In 2001, the calzones, burgers, gyros, grinders, and cheesy pies that lived in the entrepreneurial dreams of then-college sophomore Mark Kalmanidis escaped and joined forces to create Crossroads Pizza. Inside the eatery, customers can send their tongue shopping for spaghetti and meatballs ($8.50) and their teeth can busily munch fried chicken served with french fries and cole slaw ($10.50). Or, choose to chew into one of the menu's more than 15 specialty pizzas—taste a small white pizza's doughy disc of ricotta, mozzarella, tomatoes, basil, and oregano ($9), visit a medium Hawaiian's ham-pineapple fusion ($12.99), or let a small vegetarian pizza refill your food pouch with an assortment of delicious nonmeats ($9.99).
At The Original Primo Pizza & Grill, chefs whirl handmade dough and whole, peeled tomatoes into a variety of thin-crust pizzas. While the menu includes classic standbys such as the hawaiian pizza, customers can also create their own perfect pies from toppings such as garlic, mushrooms, pepperoni, and sausage. What really shines through, however, is the restaurant’s large selection of specialty pies: buffalo-chicken pizza is topped with chicken and zesty buffalo sauce; Nutella pizza with brown and powdered sugar; and the American-style pizza gets topped with steak, peppers, onions, american cheese, and a pervasive dislike of the metric system.
While pizza dominates the menu, diners can also explore traditional Italian entrees, including dinner specialties such as chicken scampi, veal milanese, and spaghetti with clam sauce.
When Giulio Cavalli began cooking in his native town Ripi, Italy, he learned by watching others. And now, 35 years after opening Luigi's Restaurant, he still creates dishes by seeing what his customers desire and need. For example, he now tosses gluten-free pizzas alongside his classic Italian versions so all his customers can enjoy slices topped with clams, caprese, and salami. Alongside these, he still concocts customer favorites such as the risotto tossed with shrimp and porcini mushrooms or gnocchi sautéed with broccoli and garlic.
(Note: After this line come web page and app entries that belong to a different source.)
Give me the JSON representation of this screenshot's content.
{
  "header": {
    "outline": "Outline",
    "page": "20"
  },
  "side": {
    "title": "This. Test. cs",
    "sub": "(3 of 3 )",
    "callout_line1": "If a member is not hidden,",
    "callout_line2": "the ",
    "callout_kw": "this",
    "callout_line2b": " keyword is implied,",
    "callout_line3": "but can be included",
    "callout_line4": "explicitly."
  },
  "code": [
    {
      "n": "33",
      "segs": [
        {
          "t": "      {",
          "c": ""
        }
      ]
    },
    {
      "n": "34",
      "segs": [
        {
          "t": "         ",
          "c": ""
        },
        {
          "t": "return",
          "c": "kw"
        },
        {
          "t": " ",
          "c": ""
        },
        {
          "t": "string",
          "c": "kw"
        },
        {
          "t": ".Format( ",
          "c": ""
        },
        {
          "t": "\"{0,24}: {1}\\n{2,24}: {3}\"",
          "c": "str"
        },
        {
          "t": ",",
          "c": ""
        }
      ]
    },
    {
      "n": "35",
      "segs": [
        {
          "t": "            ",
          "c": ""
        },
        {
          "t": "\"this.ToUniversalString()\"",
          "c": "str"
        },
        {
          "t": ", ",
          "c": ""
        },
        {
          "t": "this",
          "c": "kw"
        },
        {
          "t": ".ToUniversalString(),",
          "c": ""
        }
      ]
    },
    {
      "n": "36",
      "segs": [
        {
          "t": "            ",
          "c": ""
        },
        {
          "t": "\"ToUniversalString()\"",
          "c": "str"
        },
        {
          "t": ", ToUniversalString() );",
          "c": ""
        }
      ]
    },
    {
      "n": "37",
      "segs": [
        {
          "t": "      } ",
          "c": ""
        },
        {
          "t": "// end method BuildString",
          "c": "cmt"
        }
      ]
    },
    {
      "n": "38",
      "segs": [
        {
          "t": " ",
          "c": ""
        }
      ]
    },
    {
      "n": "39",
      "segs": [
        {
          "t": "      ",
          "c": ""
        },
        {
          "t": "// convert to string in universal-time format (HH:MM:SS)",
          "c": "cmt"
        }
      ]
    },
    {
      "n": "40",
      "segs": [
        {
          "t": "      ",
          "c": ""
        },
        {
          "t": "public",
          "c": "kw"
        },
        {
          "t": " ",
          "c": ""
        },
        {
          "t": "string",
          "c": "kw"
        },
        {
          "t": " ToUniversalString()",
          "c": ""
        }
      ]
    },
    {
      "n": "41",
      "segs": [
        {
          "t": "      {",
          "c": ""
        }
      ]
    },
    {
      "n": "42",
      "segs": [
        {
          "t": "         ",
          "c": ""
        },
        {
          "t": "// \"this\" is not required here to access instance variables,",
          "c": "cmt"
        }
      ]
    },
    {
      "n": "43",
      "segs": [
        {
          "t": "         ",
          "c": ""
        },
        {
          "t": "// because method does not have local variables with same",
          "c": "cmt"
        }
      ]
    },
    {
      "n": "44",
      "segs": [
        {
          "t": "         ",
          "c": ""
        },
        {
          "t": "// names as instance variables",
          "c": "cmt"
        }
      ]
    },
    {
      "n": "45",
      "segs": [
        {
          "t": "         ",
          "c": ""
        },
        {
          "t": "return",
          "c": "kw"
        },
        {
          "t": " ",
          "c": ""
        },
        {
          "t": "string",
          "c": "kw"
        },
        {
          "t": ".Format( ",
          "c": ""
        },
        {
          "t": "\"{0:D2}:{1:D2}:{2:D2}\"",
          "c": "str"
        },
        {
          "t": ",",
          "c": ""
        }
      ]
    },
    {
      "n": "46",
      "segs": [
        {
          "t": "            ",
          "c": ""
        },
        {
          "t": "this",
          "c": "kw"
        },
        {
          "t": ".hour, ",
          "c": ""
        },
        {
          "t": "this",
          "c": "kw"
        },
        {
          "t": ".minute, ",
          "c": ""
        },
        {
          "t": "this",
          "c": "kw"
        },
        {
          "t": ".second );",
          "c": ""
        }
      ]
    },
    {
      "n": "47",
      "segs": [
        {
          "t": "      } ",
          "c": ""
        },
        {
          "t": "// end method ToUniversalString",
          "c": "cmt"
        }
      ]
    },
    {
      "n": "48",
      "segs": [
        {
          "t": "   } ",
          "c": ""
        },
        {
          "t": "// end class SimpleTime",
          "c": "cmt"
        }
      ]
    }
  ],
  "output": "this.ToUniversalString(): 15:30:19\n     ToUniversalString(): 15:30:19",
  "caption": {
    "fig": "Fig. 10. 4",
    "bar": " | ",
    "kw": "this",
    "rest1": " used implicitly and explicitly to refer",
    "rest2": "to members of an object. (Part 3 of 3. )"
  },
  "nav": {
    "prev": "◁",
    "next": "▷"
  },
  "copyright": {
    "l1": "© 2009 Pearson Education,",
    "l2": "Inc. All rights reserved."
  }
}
For over 30 years, Portofino Restaurant has sated appetites with a menu of Italian cuisine and New York-style pizza. Pastas include marinara with or without meatball or sausage over linguini, penne, or spaghetti, alongside filled ravioli or gnocchi. Layers of eggplant parmigiana nestle next to baked ziti, while sirloin steaks wear a crust of gorgonzola. Pizzas carry toppings such as ricotta, clams, broccoli, or sun-dried tomatoes.
The savory pie slingers at Bella Napoli serve a hearty menu stuffed with circular comestibles, such as calzones, garlic knots, meatballs, and a wide selection of specialty pizzas. Pies start with a solid foundation of fresh-baked dough, available in regular, gluten-free, or whole-wheat varieties, expertly tossed and twirled on the premises with the care of a Faberge-egg juggler. Next, a layer of red or white sauce nestles an array of more than 25 delectable and electable toppings, including such offbeat choices as hot wings, eggplant, and hot cherry peppers ($1.60–$4.25 each). Hearty calzones come stuffed with cheeses, meats, and veggies ($4.26–$12.73), and sides include classic coleslaw ($1.75), fried ravioli ($5.25 for small), and garlic bites–a dietary staple used to drive New England’s most fearsome vampires back to their Harvard classrooms ($4.50 for small).
Jazzeria Pizza & Pasta owner Matt Criscuolo Jr. has been hanging out at pizzerias since he was 6 years old. After emigrating from Italy, his father opened a pizzeria where the entire family worked, giving little Matt an up-close look at the business of turning his mom?s recipes into feasts fit for the old country. Inspired both by his family?s livelihood and his passion for jazz, Criscuolo began his own pizzeria, where he now puts his more than 30 years of pizza-slinging experience to work each day.
Inspired both by family recipes and lessons he learns on his yearly trips to Amalfi, Italy, Jazzeria Pizza & Pasta?s dishes derive their flavors from authentic Italian ingredients. Hand-tossed pizza dough transforms into pies including pesto pizza or the pescatore pizza topped with a trio of baby clams, roasted garlic, and bacon. Diners can enjoy dishes named after jazz greats?such as Lady Day?s Bolognese pasta?or grab a calzone to stuff in their pockets for later. In addition to housing tasty bites of the Mediterranean, Jazzeria locations live up to their name with live jazz performances three times a week.